■ What is required:
Check each line of the entries below for the word "this", and copy the lines that have it.

Records to use START

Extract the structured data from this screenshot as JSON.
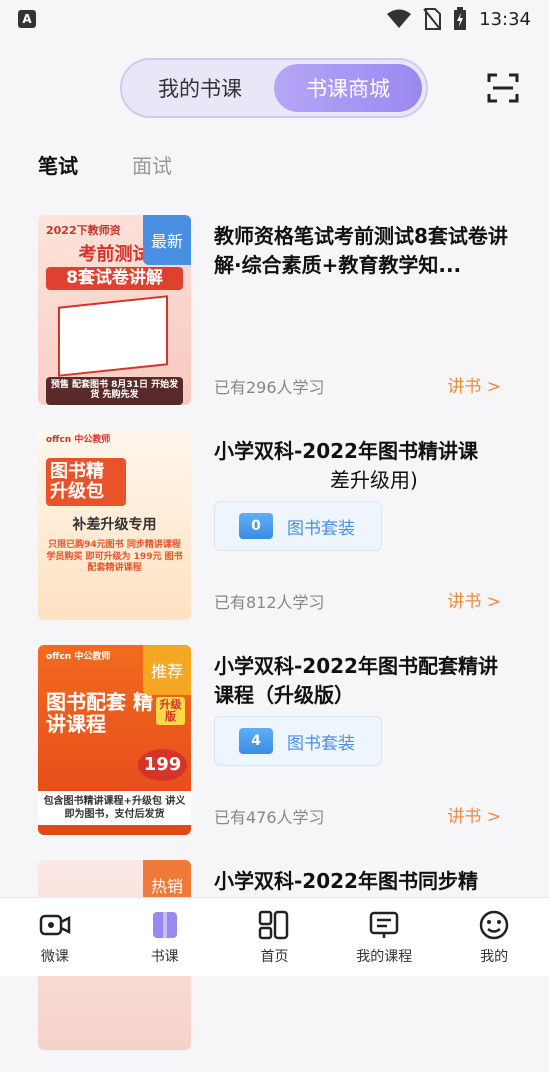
{
  "status": {
    "time": "13:34",
    "a_label": "A"
  },
  "segment": {
    "my_courses": "我的书课",
    "store": "书课商城"
  },
  "sub_tabs": {
    "written": "笔试",
    "interview": "面试"
  },
  "items": [
    {
      "title": "教师资格笔试考前测试8套试卷讲解·综合素质+教育教学知...",
      "badge": "最新",
      "badge_color": "#4a90e2",
      "cover_top": "2022下教师资",
      "cover_main": "考前测试",
      "cover_sub": "8套试卷讲解",
      "cover_foot": "预售 配套图书 8月31日 开始发货 先购先发",
      "learners": "已有296人学习",
      "lecture": "讲书 >"
    },
    {
      "title": "小学双科-2022年图书精讲课",
      "title2": "差升级用)",
      "package_count": "0",
      "package_label": "图书套装",
      "cover_brand": "offcn 中公教师",
      "cover_main": "图书精 升级包",
      "cover_sub": "补差升级专用",
      "cover_foot": "只限已购94元图书 同步精讲课程学员购买 即可升级为 199元 图书配套精讲课程",
      "learners": "已有812人学习",
      "lecture": "讲书 >"
    },
    {
      "title": "小学双科-2022年图书配套精讲课程（升级版）",
      "badge": "推荐",
      "badge_color": "#f5a623",
      "package_count": "4",
      "package_label": "图书套装",
      "cover_brand": "offcn 中公教师",
      "cover_main": "图书配套 精讲课程",
      "cover_tag": "升级版",
      "cover_price": "199",
      "cover_foot": "包含图书精讲课程+升级包 讲义即为图书，支付后发货",
      "learners": "已有476人学习",
      "lecture": "讲书 >"
    },
    {
      "title": "小学双科-2022年图书同步精",
      "badge": "热销",
      "badge_color": "#f07a3a"
    }
  ],
  "nav": [
    {
      "label": "微课",
      "icon": "video-camera-icon"
    },
    {
      "label": "书课",
      "icon": "book-icon"
    },
    {
      "label": "首页",
      "icon": "home-grid-icon"
    },
    {
      "label": "我的课程",
      "icon": "course-screen-icon"
    },
    {
      "label": "我的",
      "icon": "smiley-face-icon"
    }
  ]
}
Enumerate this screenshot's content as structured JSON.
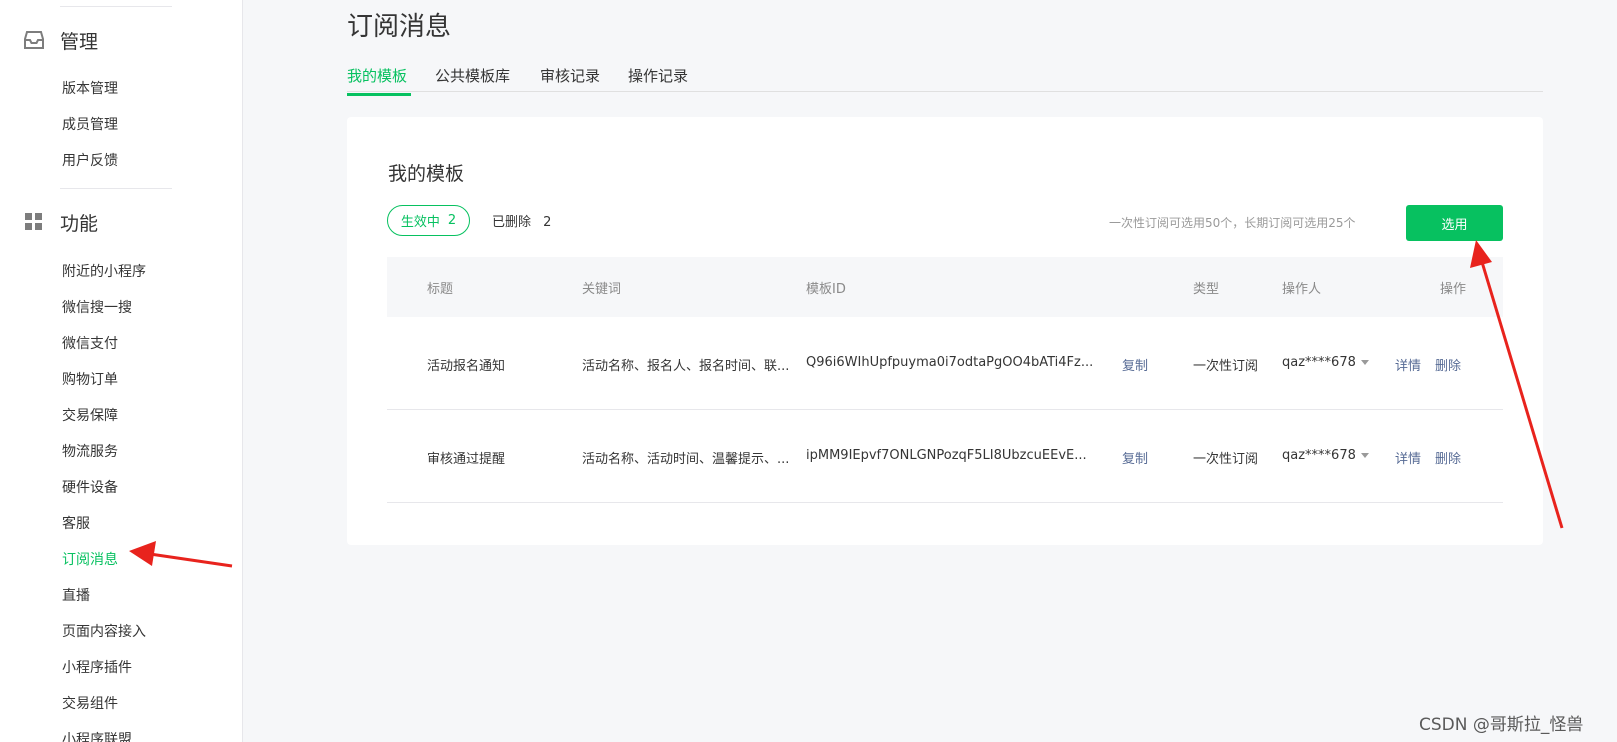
{
  "sidebar": {
    "manage_section": {
      "label": "管理",
      "icon": "inbox-icon"
    },
    "manage_items": [
      "版本管理",
      "成员管理",
      "用户反馈"
    ],
    "feature_section": {
      "label": "功能",
      "icon": "grid-icon"
    },
    "feature_items": [
      "附近的小程序",
      "微信搜一搜",
      "微信支付",
      "购物订单",
      "交易保障",
      "物流服务",
      "硬件设备",
      "客服",
      "订阅消息",
      "直播",
      "页面内容接入",
      "小程序插件",
      "交易组件",
      "小程序联盟"
    ],
    "active_item": "订阅消息"
  },
  "main": {
    "title": "订阅消息",
    "tabs": [
      "我的模板",
      "公共模板库",
      "审核记录",
      "操作记录"
    ],
    "active_tab": "我的模板",
    "card": {
      "title": "我的模板",
      "filter_active": "生效中",
      "filter_active_count": "2",
      "filter_deleted": "已删除",
      "filter_deleted_count": "2",
      "limit_note": "一次性订阅可选用50个，长期订阅可选用25个",
      "select_button": "选用"
    },
    "table": {
      "columns": [
        "标题",
        "关键词",
        "模板ID",
        "类型",
        "操作人",
        "操作"
      ],
      "rows": [
        {
          "title": "活动报名通知",
          "keywords": "活动名称、报名人、报名时间、联...",
          "template_id": "Q96i6WIhUpfpuyma0i7odtaPgOO4bATi4Fz...",
          "copy": "复制",
          "type": "一次性订阅",
          "operator": "qaz****678",
          "detail": "详情",
          "delete": "删除"
        },
        {
          "title": "审核通过提醒",
          "keywords": "活动名称、活动时间、温馨提示、...",
          "template_id": "ipMM9IEpvf7ONLGNPozqF5LI8UbzcuEEvE...",
          "copy": "复制",
          "type": "一次性订阅",
          "operator": "qaz****678",
          "detail": "详情",
          "delete": "删除"
        }
      ]
    }
  },
  "watermark": "CSDN @哥斯拉_怪兽",
  "colors": {
    "accent": "#07c160",
    "link": "#576b95",
    "annotation_arrow": "#e8231d"
  }
}
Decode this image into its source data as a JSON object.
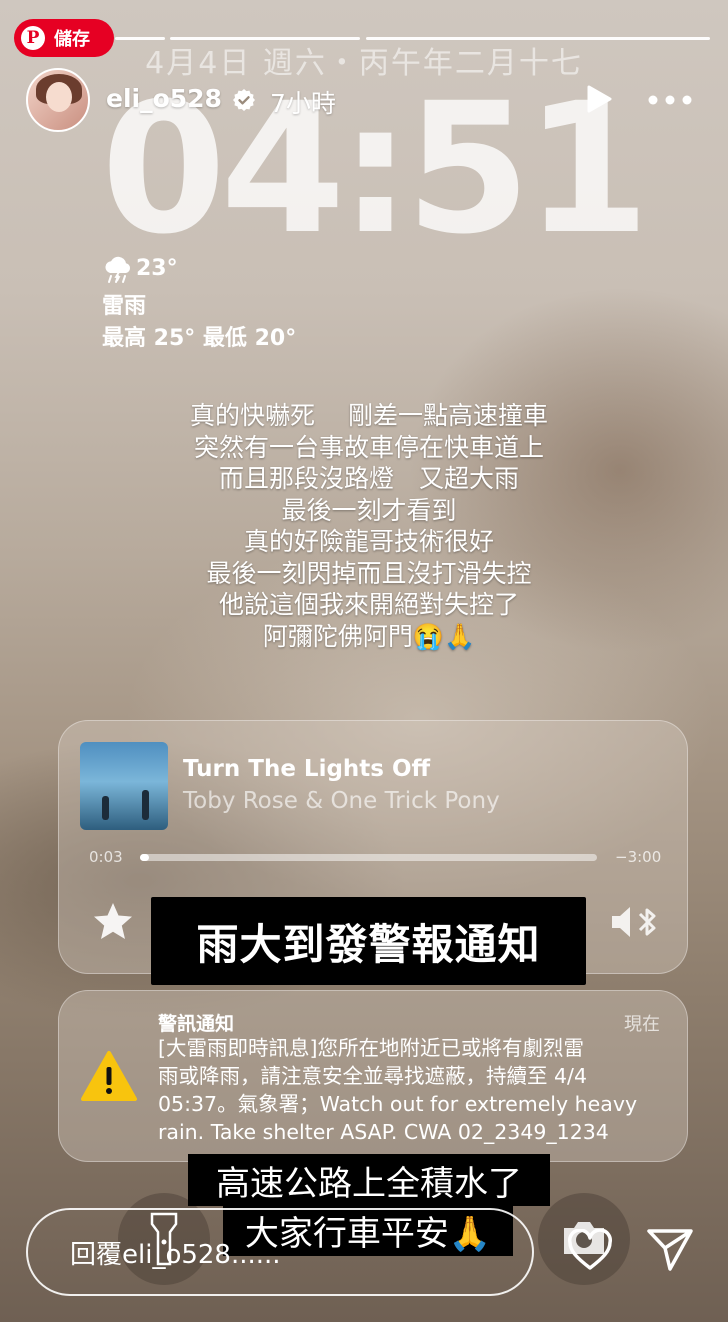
{
  "story": {
    "progress": {
      "segments": 3,
      "completed": 2,
      "current_fraction": 1.0
    }
  },
  "pinterest": {
    "save_label": "儲存",
    "logo": "P"
  },
  "header": {
    "username": "eli_o528",
    "verified_icon": "verified-badge-icon",
    "time_ago": "7小時",
    "play_icon": "play-icon",
    "more_icon": "more-options-icon"
  },
  "lock_screen": {
    "date": "4月4日 週六・丙午年二月十七",
    "time": "04:51",
    "weather": {
      "icon": "thunderstorm-icon",
      "temperature": "23°",
      "condition": "雷雨",
      "range": "最高 25° 最低 20°"
    }
  },
  "story_text": {
    "lines": [
      "真的快嚇死　 剛差一點高速撞車",
      "突然有一台事故車停在快車道上",
      "而且那段沒路燈　又超大雨",
      "最後一刻才看到",
      "真的好險龍哥技術很好",
      "最後一刻閃掉而且沒打滑失控",
      "他說這個我來開絕對失控了",
      "阿彌陀佛阿門😭🙏"
    ]
  },
  "music": {
    "song": "Turn The Lights Off",
    "artist": "Toby Rose & One Trick Pony",
    "elapsed": "0:03",
    "remaining": "−3:00",
    "progress_fraction": 0.016,
    "favorite_icon": "star-icon",
    "output_icon": "speaker-bluetooth-icon"
  },
  "captions": {
    "first": "雨大到發警報通知",
    "second": "高速公路上全積水了",
    "third": "大家行車平安🙏"
  },
  "alert": {
    "icon": "warning-icon",
    "title": "警訊通知",
    "time": "現在",
    "body_lines": [
      "[大雷雨即時訊息]您所在地附近已或將有劇烈雷",
      "雨或降雨，請注意安全並尋找遮蔽，持續至 4/4",
      "05:37。氣象署；Watch out for extremely heavy",
      "rain. Take shelter ASAP. CWA 02_2349_1234"
    ]
  },
  "footer": {
    "reply_placeholder": "回覆eli_o528......",
    "like_icon": "heart-icon",
    "share_icon": "send-icon",
    "flashlight_icon": "flashlight-icon",
    "camera_icon": "camera-icon"
  },
  "colors": {
    "pinterest_red": "#e60023",
    "caption_bg": "#000000",
    "text": "#ffffff"
  }
}
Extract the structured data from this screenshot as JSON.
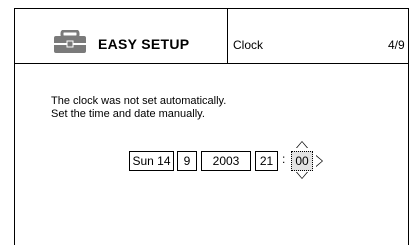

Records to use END

■ Response:
Extract the structured data from this screenshot as JSON.
Enumerate this screenshot's content as structured JSON.
Decode this image into its source data as a JSON object.
Extract the structured data from this screenshot as JSON.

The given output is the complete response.